Automation is, of course, affecting market research and Nesta’s report shows that highly routine occupations are most at risk. “In the UK, customer service occupations – which includes market research interviewers,  as well as call- and contact-centre jobs – are highly likely to shrink in the workforce.

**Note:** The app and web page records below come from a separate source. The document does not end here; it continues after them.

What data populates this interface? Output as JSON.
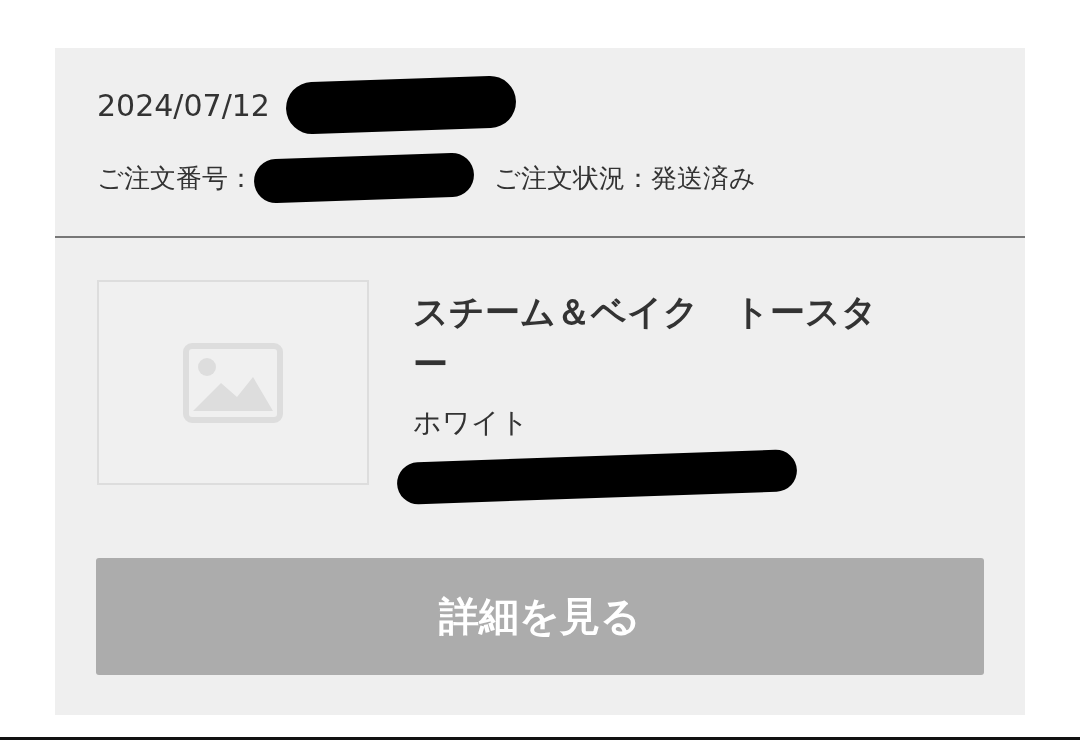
{
  "order": {
    "date": "2024/07/12",
    "number_label": "ご注文番号：",
    "status_label": "ご注文状況：",
    "status": "発送済み"
  },
  "product": {
    "name": "スチーム＆ベイク　トースター",
    "variant": "ホワイト"
  },
  "button": {
    "label": "詳細を見る",
    "disabled": true
  }
}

Market research analysts have rosier prospects, but are still likely to become less important. 

"Market research directors, in contrast, could see growth in the workforce," says Bakhshi.

The methodology behind the report involved: trends analysis – looking at the drivers of change and the interactions that are expected to shape industry structures and labour markets in 2030; foresight workshops, involving panels of experts debating the future prospects of 10 occupations and then using active learning and algorithms to label occupations; machine learning, to predict for all occupations based on the previous work; and analysis, to interpret the results. 

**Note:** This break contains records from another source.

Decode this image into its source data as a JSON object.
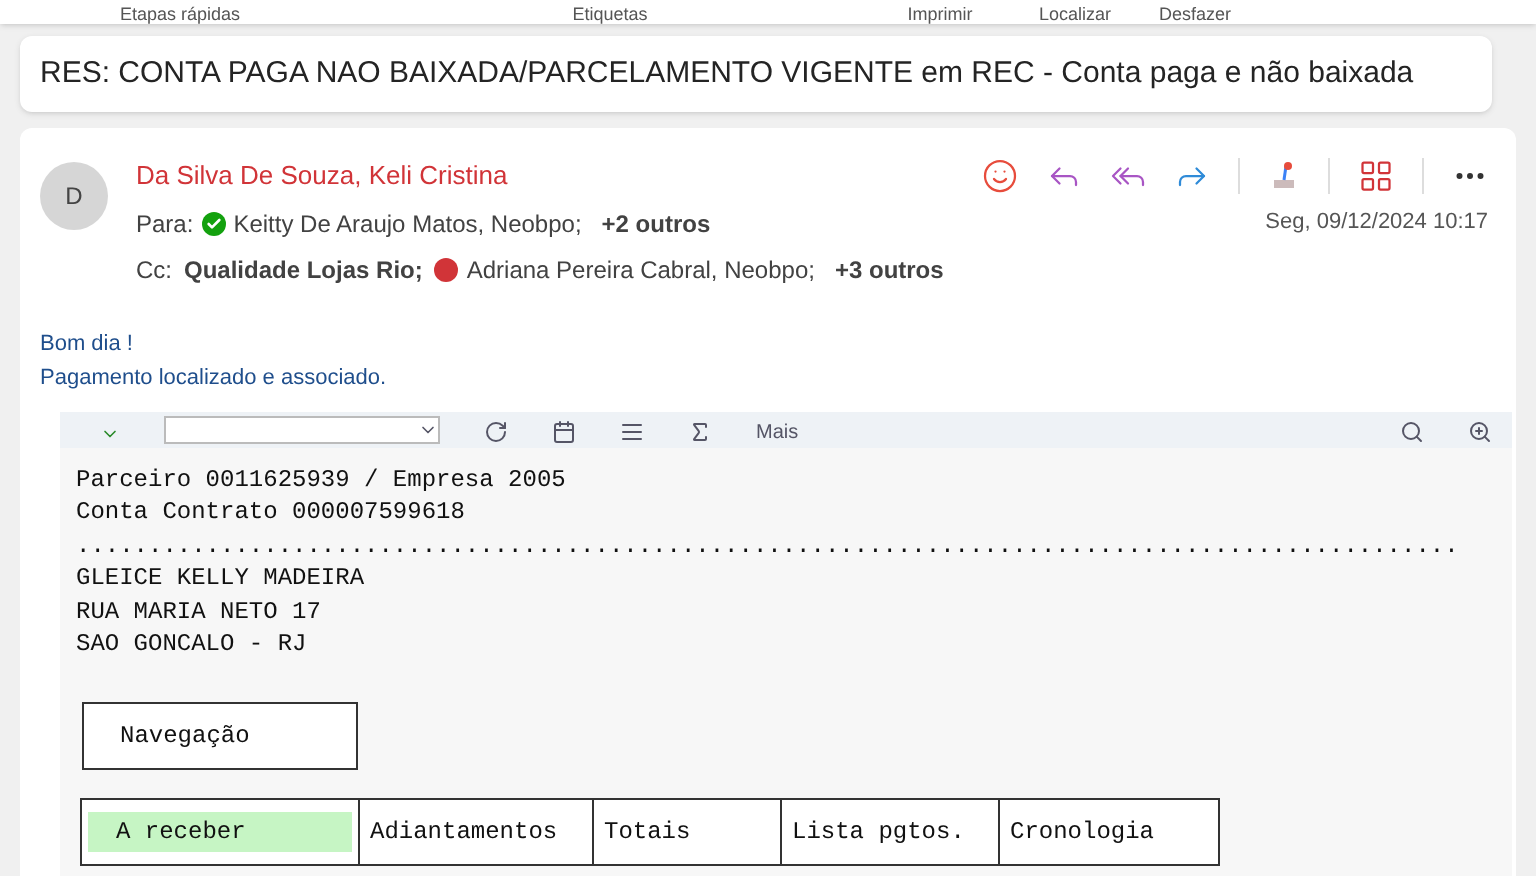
{
  "ribbon": {
    "groups": [
      "Etapas rápidas",
      "Etiquetas",
      "Imprimir",
      "Localizar",
      "Desfazer"
    ]
  },
  "subject": "RES: CONTA PAGA NAO BAIXADA/PARCELAMENTO VIGENTE em REC - Conta paga e não baixada",
  "message": {
    "avatar": "D",
    "sender": "Da Silva De Souza, Keli Cristina",
    "date": "Seg, 09/12/2024 10:17",
    "to_label": "Para:",
    "to": [
      {
        "name": "Keitty De Araujo Matos, Neobpo;",
        "color": "#13a10e",
        "bold": false
      }
    ],
    "to_more": "+2 outros",
    "cc_label": "Cc:",
    "cc": [
      {
        "name": "Qualidade Lojas Rio;",
        "bold": true
      },
      {
        "name": "Adriana Pereira Cabral, Neobpo;",
        "color": "#d13438",
        "bold": false
      }
    ],
    "cc_more": "+3 outros",
    "body": [
      "Bom dia !",
      "Pagamento localizado e associado."
    ]
  },
  "embedded": {
    "toolbar_more": "Mais",
    "lines": [
      "Parceiro 0011625939 / Empresa 2005",
      "Conta Contrato 000007599618",
      "................................................................................................",
      "GLEICE KELLY MADEIRA",
      "RUA MARIA NETO 17",
      "SAO GONCALO - RJ"
    ],
    "nav_button": "Navegação",
    "tabs": [
      {
        "label": "A receber",
        "selected": true
      },
      {
        "label": "Adiantamentos",
        "selected": false
      },
      {
        "label": "Totais",
        "selected": false
      },
      {
        "label": "Lista pgtos.",
        "selected": false
      },
      {
        "label": "Cronologia",
        "selected": false
      }
    ]
  }
}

“Our methodology reflects three insights,” says Bakhshi. “First, there is a high degree of persistence in the structure of the workforce, suggesting that looking at the history of employment is a good starting point for predicting its future. Second, the US and UK economies are experiencing structural change that, theory suggests, will have major consequences for employment, so naïve extrapolation paints a distorted picture of prospects. Third, occupations involve a complex configuration of knowledge, skills and abilities, meaning our predictive models must be sophisticated. 

“We used a foresight methodology, combining qualitative human insight informed by historical-trend analysis, to train a machine-learning classifier of jobs according to their expected demand prospects in 2030.”

The report found that education, healthcare, and wider public sector occupations are likely to grow. Its model predicts hypothetical occupations that are “almost certain” to increase in workforce share. In the US, there are four – 100 year counsellor, aerospace engineer, green construction worker and care worker. For the UK, the model predicts two – immersive experience designer and restaurant owner. “One of the occupations obviously has high levels of creativity and combines traditional craft- and tech-based skills; the other fits hospitality and sales occupations, and requires originality, flexibility and management skills. These occupations seem intuitive to me, and reflect deep truths about the future strengths of the UK economy,” says Bakhshi.

He believes with the right skills investments – people can take advantage of how the labour market will change, and protect themselves against inevitable disruptions.  

However, Bakhshi points out that governments and educators have their work cut out to adapt to the realities of the future labour market. 

“There are key areas of the workforce where those charged with investing in the nation’s talent urgently need to shift direction. But the starting point is the recognition that society can do something about the problem,” he says.